> PROVIDED RECORDS:
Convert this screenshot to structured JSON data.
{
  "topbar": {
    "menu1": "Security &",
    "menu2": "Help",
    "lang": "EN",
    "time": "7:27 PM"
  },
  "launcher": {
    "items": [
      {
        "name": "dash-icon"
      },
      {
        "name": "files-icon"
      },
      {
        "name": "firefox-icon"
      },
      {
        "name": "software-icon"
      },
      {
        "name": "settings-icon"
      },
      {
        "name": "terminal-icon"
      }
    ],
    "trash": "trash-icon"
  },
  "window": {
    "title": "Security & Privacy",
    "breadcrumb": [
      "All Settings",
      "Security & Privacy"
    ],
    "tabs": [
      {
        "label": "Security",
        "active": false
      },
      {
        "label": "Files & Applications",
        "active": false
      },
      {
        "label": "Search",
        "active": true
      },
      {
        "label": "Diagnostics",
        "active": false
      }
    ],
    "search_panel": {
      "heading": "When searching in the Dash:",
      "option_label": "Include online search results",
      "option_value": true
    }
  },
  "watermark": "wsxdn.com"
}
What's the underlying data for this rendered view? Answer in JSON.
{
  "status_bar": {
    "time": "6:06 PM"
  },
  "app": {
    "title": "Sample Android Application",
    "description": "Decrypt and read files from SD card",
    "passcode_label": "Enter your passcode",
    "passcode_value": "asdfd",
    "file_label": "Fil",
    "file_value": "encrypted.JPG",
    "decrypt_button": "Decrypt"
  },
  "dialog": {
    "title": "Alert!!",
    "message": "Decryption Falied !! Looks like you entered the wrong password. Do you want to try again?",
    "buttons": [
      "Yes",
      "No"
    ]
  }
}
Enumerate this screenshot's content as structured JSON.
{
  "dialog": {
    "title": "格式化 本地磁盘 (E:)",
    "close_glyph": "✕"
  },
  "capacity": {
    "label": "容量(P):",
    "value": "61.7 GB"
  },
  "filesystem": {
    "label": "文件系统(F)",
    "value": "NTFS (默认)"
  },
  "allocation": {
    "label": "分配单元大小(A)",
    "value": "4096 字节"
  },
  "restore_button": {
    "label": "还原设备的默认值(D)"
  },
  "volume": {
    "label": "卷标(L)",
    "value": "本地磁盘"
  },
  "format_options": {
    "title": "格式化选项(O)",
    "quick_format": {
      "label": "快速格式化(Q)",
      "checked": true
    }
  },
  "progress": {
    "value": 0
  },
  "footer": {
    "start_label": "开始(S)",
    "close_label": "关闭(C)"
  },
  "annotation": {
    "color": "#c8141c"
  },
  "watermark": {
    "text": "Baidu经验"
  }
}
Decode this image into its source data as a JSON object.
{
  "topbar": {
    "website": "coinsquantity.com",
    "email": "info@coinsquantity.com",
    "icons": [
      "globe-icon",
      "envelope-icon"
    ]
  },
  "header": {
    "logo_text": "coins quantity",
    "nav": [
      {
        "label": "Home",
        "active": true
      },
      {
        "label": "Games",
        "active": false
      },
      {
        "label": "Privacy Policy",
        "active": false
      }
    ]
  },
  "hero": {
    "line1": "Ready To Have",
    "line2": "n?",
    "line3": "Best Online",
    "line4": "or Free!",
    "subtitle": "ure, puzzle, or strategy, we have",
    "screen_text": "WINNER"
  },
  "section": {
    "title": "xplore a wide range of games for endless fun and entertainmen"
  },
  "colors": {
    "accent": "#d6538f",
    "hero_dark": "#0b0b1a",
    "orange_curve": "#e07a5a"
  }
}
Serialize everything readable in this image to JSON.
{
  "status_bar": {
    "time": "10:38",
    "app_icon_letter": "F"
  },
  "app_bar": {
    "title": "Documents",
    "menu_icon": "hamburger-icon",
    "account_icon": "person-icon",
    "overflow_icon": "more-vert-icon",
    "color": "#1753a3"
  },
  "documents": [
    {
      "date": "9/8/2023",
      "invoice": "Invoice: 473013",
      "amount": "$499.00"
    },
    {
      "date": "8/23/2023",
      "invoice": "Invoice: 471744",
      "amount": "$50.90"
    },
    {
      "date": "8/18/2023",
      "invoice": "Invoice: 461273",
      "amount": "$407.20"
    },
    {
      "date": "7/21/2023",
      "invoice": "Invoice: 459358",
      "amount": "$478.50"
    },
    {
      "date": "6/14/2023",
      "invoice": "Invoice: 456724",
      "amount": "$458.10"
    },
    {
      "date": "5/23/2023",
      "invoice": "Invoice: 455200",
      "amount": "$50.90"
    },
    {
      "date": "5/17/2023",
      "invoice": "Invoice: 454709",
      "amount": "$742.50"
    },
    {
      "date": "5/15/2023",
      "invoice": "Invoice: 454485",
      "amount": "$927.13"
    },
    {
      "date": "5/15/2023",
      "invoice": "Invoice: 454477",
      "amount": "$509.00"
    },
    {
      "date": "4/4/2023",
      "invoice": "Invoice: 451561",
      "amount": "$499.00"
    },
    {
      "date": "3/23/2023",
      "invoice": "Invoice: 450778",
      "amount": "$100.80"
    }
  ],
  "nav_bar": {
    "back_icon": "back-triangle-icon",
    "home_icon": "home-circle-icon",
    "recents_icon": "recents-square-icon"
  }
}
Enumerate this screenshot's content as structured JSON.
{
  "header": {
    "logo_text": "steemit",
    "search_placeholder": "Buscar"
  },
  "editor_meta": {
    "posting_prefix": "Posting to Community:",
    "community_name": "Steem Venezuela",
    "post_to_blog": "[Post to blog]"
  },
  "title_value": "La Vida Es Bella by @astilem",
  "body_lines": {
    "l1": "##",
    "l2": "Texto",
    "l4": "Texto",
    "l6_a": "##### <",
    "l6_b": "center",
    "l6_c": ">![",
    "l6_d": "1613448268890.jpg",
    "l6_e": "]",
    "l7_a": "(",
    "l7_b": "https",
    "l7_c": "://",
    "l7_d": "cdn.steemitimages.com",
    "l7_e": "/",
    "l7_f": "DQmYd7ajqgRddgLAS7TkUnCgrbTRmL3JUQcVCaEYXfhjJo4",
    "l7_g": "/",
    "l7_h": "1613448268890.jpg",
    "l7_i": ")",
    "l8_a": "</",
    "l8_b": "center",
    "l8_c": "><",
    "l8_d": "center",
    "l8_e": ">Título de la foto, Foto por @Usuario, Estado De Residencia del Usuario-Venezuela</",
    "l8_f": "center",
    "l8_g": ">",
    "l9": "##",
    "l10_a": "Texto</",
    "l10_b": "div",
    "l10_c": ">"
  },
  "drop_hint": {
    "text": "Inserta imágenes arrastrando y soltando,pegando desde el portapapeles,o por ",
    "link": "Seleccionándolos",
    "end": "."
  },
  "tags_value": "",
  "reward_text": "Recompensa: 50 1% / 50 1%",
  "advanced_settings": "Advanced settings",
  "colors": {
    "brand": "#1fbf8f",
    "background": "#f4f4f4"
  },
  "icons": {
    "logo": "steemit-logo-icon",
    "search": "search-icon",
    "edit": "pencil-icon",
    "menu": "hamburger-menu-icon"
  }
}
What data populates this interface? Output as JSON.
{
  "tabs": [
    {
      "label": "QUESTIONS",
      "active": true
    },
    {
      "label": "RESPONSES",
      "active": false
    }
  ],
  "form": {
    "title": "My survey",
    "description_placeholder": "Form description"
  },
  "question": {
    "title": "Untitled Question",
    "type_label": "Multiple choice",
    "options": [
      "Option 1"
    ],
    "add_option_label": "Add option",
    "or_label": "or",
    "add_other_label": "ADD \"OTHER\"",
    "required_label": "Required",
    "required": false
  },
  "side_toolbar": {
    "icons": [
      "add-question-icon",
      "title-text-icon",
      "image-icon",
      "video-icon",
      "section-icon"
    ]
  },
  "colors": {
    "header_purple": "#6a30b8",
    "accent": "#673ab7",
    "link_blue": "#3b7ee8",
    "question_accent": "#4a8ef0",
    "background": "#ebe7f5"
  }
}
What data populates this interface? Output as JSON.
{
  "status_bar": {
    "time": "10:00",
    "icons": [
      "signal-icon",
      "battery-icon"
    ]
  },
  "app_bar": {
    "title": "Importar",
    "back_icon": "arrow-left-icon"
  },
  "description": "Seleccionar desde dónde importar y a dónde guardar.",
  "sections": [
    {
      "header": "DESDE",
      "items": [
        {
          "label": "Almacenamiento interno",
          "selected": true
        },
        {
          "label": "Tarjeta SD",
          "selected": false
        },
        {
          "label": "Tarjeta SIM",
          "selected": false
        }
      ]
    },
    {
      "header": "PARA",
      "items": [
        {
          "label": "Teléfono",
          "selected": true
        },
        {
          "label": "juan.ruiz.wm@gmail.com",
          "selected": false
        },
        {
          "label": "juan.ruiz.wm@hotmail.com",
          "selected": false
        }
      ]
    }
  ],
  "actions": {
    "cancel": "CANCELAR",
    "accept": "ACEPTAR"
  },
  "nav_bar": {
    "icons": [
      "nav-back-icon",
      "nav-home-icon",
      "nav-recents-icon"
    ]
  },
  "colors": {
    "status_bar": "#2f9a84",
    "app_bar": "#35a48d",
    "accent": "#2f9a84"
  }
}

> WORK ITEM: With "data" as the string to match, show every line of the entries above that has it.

> RESPONSE TO THE TASK:
Convert this screenshot to structured JSON data.
What's the underlying data for this rendered view? Answer in JSON.
Decode this image into its source data as a JSON object.
What data populates this interface? Output as JSON.
What data populates this interface? Output as JSON.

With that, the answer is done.